By Jules Shane
With the death of Stan Lee, the comic world mourns the loss of one of the most influential and insightful minds the industry has ever known. From humble beginnings at Marvel’s predecessor, Timely Comics, Lee made his writing debut with Captain America #3 in 1941, using the pen name “Lee” as opposed to his last name Lieber.
He would go on to help create some of the most iconic heroes from the American silver age of comics.

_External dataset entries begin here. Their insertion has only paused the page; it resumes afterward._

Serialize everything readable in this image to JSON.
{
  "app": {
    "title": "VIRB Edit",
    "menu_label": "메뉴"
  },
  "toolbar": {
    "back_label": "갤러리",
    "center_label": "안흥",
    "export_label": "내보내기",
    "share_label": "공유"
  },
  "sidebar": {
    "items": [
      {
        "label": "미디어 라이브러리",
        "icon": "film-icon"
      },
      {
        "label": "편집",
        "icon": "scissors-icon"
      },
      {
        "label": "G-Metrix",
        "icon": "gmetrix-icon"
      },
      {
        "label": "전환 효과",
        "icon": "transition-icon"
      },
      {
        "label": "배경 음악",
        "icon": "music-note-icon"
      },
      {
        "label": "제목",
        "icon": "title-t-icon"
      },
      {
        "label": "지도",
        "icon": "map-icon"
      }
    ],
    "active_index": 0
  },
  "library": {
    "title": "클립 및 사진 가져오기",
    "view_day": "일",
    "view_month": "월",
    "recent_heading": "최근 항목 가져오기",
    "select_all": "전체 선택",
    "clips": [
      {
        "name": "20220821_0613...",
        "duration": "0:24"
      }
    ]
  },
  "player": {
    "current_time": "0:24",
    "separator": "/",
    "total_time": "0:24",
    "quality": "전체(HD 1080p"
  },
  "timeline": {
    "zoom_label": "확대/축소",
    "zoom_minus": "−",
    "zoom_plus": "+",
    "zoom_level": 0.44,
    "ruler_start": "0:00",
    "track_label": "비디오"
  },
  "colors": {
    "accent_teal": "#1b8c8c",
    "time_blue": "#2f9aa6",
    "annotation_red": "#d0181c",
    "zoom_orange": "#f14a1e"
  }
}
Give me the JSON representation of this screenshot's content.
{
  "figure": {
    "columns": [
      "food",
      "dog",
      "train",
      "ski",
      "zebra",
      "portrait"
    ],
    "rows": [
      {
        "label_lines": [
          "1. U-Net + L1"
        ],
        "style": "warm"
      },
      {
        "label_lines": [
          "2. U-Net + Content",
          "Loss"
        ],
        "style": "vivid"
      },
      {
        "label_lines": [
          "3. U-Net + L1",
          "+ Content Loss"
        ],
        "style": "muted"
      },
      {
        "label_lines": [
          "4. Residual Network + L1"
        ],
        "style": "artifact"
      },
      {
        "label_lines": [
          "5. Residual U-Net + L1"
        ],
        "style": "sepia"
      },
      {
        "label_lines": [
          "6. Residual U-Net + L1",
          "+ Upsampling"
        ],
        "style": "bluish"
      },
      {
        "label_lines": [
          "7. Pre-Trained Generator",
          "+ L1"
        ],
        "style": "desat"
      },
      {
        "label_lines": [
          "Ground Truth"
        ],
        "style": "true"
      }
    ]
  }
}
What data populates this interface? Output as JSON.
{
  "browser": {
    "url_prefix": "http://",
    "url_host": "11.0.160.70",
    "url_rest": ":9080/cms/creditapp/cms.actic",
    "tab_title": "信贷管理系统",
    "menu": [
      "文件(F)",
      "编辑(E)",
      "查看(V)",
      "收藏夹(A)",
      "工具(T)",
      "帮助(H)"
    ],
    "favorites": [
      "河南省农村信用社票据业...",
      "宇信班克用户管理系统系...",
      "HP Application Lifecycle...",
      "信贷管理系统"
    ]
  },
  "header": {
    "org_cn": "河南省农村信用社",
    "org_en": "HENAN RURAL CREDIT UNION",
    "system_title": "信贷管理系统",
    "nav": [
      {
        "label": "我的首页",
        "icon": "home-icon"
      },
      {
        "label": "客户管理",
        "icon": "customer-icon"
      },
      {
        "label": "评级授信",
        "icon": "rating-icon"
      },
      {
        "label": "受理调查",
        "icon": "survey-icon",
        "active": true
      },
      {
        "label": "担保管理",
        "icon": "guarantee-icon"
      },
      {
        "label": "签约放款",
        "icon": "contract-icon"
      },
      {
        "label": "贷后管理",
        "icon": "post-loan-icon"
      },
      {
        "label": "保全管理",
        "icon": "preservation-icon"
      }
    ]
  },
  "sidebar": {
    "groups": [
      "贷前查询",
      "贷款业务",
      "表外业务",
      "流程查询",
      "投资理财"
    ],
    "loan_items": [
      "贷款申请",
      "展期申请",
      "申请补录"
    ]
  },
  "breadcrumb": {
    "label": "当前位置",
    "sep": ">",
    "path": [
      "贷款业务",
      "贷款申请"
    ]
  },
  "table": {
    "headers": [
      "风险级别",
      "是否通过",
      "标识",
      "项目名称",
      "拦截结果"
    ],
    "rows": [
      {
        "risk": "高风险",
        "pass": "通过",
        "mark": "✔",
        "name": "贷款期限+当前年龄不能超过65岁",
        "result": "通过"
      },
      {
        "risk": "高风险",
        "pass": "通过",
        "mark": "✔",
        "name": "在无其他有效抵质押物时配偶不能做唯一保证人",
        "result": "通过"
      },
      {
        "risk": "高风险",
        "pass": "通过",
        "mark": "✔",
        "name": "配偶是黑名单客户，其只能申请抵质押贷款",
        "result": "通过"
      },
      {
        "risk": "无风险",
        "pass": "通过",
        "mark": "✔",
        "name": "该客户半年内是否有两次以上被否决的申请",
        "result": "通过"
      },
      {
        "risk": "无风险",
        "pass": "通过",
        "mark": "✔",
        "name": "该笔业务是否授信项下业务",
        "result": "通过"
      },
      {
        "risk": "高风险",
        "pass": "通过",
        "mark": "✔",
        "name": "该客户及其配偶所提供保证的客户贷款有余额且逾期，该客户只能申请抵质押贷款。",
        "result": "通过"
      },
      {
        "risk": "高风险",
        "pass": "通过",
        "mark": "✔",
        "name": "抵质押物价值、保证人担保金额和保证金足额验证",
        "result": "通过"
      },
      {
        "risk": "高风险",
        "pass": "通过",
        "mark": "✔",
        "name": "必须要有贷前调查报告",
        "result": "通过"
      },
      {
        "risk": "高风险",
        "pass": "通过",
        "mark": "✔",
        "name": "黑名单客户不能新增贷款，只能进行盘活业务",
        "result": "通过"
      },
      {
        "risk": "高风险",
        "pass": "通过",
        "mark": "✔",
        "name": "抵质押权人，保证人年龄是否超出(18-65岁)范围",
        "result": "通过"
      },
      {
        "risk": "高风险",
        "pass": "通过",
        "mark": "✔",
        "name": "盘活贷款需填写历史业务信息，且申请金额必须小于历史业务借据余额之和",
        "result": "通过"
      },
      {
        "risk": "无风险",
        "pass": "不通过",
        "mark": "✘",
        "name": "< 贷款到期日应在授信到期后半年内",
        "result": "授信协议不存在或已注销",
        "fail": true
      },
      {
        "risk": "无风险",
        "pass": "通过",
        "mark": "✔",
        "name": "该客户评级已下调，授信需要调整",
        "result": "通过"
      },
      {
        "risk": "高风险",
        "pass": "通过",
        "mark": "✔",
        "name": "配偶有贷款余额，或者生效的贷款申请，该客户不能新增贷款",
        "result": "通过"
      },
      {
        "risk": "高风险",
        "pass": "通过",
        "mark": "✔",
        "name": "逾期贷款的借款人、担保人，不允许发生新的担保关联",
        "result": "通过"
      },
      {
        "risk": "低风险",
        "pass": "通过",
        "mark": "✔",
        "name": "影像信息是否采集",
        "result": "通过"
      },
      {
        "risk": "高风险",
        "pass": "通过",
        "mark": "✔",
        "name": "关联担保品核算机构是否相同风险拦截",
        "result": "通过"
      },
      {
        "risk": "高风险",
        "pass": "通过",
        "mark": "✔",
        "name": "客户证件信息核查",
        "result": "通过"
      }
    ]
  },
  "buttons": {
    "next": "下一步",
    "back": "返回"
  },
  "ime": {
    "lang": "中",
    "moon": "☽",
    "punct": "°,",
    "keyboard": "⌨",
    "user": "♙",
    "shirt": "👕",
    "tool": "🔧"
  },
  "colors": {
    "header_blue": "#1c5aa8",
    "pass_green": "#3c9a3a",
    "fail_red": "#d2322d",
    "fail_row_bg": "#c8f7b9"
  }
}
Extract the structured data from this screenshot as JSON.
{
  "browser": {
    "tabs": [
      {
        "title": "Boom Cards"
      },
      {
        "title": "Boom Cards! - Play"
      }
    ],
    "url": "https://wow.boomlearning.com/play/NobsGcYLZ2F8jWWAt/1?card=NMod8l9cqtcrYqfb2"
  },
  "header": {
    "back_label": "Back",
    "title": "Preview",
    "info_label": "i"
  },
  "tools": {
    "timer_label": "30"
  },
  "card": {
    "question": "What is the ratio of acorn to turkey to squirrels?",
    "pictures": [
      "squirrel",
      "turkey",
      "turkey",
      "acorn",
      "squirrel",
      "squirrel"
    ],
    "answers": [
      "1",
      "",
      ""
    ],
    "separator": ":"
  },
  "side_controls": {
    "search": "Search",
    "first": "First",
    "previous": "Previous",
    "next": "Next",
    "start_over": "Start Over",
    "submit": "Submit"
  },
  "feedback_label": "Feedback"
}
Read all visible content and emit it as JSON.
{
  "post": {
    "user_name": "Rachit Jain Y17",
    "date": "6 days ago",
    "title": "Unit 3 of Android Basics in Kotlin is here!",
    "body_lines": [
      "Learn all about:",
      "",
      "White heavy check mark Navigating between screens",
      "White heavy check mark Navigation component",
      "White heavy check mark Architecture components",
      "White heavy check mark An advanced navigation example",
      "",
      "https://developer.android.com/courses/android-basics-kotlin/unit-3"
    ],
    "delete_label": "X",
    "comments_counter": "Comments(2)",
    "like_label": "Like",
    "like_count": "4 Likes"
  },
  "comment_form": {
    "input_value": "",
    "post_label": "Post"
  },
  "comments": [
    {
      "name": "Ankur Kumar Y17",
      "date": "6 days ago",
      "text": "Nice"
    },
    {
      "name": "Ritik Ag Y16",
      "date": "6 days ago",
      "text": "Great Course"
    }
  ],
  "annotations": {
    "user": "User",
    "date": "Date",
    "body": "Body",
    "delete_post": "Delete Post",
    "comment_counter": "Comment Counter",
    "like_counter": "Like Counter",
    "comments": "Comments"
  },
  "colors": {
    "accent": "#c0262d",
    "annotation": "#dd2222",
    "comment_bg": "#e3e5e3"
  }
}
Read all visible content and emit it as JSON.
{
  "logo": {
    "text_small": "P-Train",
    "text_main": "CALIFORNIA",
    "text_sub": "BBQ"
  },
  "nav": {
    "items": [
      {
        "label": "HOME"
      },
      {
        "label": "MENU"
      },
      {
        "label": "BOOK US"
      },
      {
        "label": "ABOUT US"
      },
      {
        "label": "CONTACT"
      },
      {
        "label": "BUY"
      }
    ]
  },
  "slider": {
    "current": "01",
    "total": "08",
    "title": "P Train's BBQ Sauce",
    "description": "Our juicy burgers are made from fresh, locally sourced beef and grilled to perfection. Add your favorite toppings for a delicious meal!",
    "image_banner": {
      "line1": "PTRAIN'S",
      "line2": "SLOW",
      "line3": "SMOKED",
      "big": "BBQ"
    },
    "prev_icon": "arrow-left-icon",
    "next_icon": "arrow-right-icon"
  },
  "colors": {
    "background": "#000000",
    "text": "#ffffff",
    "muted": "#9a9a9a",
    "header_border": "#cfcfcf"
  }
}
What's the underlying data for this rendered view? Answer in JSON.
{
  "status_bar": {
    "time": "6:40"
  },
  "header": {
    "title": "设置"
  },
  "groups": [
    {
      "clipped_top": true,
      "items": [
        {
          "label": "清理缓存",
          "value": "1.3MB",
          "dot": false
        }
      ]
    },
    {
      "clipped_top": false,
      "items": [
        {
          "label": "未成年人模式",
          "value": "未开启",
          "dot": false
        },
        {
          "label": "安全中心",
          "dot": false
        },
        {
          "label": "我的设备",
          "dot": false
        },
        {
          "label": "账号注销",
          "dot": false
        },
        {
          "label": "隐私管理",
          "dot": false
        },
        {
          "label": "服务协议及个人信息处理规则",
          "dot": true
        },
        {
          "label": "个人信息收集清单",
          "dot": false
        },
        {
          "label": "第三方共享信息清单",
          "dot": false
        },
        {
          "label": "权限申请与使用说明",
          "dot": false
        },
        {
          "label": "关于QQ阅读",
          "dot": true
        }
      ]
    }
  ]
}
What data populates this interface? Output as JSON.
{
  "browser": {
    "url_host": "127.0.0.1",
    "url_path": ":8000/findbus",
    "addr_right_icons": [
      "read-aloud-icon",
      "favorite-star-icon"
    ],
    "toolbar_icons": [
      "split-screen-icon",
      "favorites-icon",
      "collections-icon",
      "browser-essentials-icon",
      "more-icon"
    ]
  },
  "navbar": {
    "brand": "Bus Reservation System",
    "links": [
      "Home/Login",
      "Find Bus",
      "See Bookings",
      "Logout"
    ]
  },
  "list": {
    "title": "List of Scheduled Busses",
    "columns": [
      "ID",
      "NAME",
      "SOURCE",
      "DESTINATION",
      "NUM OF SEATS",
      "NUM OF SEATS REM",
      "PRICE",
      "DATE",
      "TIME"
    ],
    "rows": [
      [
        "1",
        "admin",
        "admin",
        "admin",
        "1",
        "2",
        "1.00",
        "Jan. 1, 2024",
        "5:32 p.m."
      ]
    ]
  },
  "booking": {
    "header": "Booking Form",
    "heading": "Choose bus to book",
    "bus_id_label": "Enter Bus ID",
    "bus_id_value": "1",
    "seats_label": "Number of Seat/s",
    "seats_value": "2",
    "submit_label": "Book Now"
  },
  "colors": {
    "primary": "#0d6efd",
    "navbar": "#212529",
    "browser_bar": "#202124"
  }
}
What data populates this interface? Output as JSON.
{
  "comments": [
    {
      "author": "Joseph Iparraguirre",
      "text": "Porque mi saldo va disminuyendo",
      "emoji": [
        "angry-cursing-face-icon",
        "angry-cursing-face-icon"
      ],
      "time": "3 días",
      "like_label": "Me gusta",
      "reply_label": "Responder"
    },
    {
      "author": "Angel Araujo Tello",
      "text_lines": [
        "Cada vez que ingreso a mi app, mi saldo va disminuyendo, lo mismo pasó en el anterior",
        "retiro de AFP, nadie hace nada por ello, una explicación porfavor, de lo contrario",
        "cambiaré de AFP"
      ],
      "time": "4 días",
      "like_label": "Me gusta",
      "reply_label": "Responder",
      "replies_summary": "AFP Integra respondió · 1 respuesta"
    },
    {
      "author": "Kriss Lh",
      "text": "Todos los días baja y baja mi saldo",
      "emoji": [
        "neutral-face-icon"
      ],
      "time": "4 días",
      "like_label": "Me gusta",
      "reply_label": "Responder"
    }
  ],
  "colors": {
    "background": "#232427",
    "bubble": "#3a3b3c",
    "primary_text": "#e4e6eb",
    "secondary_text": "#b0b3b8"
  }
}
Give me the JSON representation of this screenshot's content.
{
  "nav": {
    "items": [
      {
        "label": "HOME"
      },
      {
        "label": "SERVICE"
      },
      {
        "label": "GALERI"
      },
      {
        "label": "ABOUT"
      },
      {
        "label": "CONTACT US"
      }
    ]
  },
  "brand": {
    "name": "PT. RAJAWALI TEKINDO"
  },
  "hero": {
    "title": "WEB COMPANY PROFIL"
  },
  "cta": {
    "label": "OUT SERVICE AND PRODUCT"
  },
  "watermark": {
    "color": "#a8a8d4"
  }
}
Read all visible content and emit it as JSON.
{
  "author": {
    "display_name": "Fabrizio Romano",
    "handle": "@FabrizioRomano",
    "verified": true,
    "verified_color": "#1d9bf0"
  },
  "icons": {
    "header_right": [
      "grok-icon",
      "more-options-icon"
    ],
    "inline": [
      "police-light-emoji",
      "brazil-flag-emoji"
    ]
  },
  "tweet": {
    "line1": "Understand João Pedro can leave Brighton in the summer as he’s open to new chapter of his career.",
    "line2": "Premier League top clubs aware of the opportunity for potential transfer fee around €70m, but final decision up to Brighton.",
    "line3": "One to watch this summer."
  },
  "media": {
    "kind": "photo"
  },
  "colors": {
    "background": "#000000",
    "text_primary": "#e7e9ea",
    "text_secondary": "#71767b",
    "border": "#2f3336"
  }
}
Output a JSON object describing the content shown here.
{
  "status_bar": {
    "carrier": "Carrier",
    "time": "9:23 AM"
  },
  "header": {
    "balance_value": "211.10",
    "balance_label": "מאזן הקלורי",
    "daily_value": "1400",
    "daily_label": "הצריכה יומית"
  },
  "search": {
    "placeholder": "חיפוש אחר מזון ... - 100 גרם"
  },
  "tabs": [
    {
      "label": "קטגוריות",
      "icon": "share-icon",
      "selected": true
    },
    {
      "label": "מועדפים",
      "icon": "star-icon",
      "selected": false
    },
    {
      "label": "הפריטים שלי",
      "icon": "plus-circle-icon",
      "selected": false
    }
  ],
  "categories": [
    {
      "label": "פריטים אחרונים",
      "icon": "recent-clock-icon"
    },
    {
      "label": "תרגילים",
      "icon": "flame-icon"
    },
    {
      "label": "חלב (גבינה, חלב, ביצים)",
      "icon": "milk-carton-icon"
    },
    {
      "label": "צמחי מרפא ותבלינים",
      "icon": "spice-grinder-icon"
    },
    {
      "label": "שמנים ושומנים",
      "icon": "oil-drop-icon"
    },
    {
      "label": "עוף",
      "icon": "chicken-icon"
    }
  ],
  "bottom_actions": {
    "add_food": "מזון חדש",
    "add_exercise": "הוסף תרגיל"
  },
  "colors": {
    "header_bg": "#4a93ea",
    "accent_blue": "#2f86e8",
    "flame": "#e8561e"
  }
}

The artist was also known as a towering business magnate, leading the Marvel company through tough times as the industry faltered in the ’70s and ’80s, eventually becoming the face of Marvel Comics.
His influence on American pop culture is as pervasive as it is colorful, and his cameo appearances in what has become the largest film franchise in history have become a mainstay with audiences.
Bob Koppy, the owner and purveyor of Empire Collectibles in City Heights, shared the appreciation of Lee’s knack for the business element of comics.
“Stan Lee excelled at being a promoter and a face for Marvel Comics during the 1960s,” Koppy said.
But as much as he did for promoting Marvel and its properties, Koppy noted Lee’s impact on the heroes and stories the company sold.
“Lee was responsible for bringing the X-Men to Jack Kirby and for bringing a little more characterization to the Fantastic 4 so that everyone wasn’t just getting along as friends all the time,” he continued.
—Jules Shane can be reached at firstname.lastname@example.org.